Why Should You Learn To Touch Type?
Touch typing is one of those skills that has been over looked or gone out of fashion. Most kids are familiar with computers almost as soon as they get to school, so it’s assumed they know how to use the keyboard by “hunting & pecking” at the keys. This means the slowest part of the computer is the human using the keyboard – learning to touch typing increases efficiency by 200-800% or more.
In many other countries, like Australia, Canada & America, learning to touch typing (or “keyboarding”) is recognised as a vital life skill. Be a forward-thinking school and add it to your curriculum, or at home learn to touch type to give your child a head start.
“Given the ubiquity of keyboards and the growing expectation that secondary school pupils and university students will type their essays and coursework, I think it (learning to touch type) is one the most useful skills a child can learn – at any age from seven upwards.”
John Clare, Daily Telegraph
Is there really a difference between “hunting & pecking” and touch typing?
The power of the typing by touch isn’t really about whether you can use your little finger to type Q and P. It’s about what goes on in the brain to make it all happen. Typing by touch uses a different part of the brain from writing with a pen. For more than a century, scientists have recognized the existence of “automaticity” (auto-mat-i-city): the human ability to perform actions without conscious thought. Automatic behaviours are surprisingly common, ranging from tying shoelaces to riding a bicycle and driving a car.
“With automaticity, experts outperform novices but think less about it when they do”
Professor Logan, Vanderbilt University
When you learn to touch type, your muscle memory (brain’s physical skill centre) is in control and the skill becomes unconscious. This frees your conscious brain from the process of writing, allowing your unconscious take it over. The skill increases accuracy, speed, improves spelling, reduces visual stress (focus only on the screen) and decreases load on working memory & processing as the unconscious powers the skill. Learning to Touch type will be one of the most valuable skills your child will ever learn.
Typing movement, MRI images
Higashiyama et al, 2015, Japan, Cognitive NeuroScience PLOS
For Special Needs children, freedom from the pen can be life changing
For Special Needs or Neuro-divergent children, touch typing provides a very different option for writing and usually has a very significant effect, completely changing how they feel about written work. Written work is usually a disliked and/or upsettingly difficult process. The quality of work is not comparable with cognitive ability, and self esteem is often also damaged.
Using this different part of the brain has many advantages – spelling becomes finger movements, colours and patterns not strings of letters.

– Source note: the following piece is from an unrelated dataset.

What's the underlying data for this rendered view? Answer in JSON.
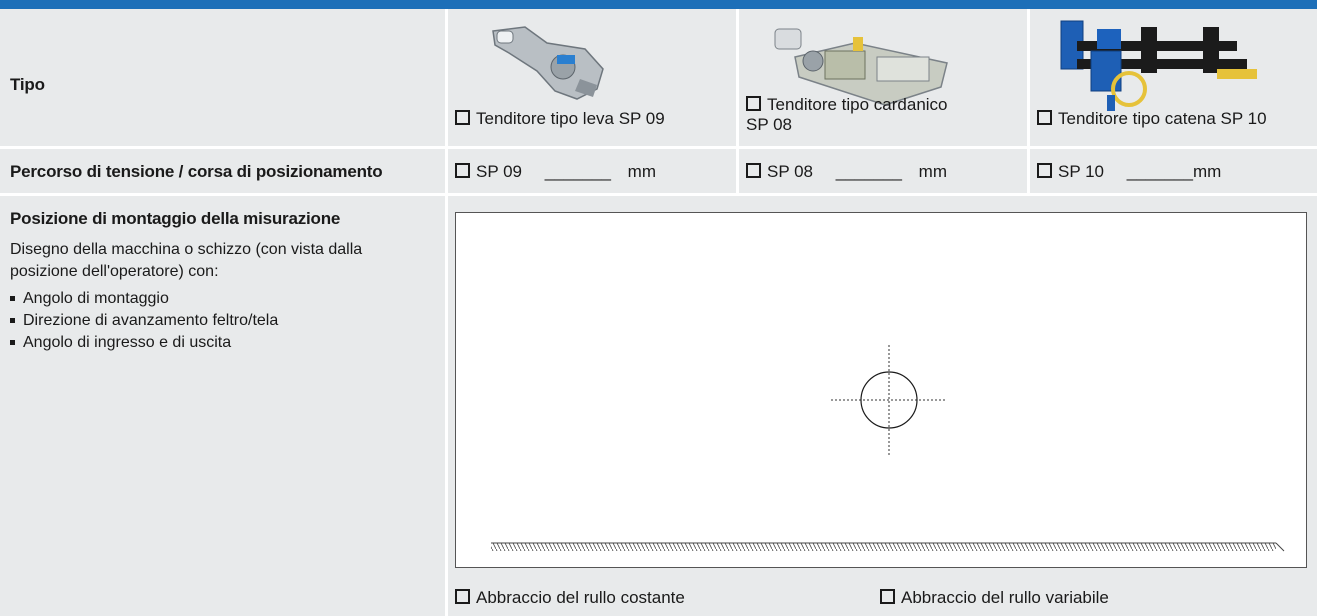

The physical skill centre is very powerful and unconscious, and for children with processing issues, freeing the conscious brain from the “process” of the skill, and particularly from using a pen, will have great results.
Learning to touch type with Englishtype is great for children with Dyslexia, Dyspraxia, Dysgraphia, ASD/Austism and Visual Impairment (partially sighted). Englishtype are experts in touch typing and skill acquisition, teaching typing for 25+ years.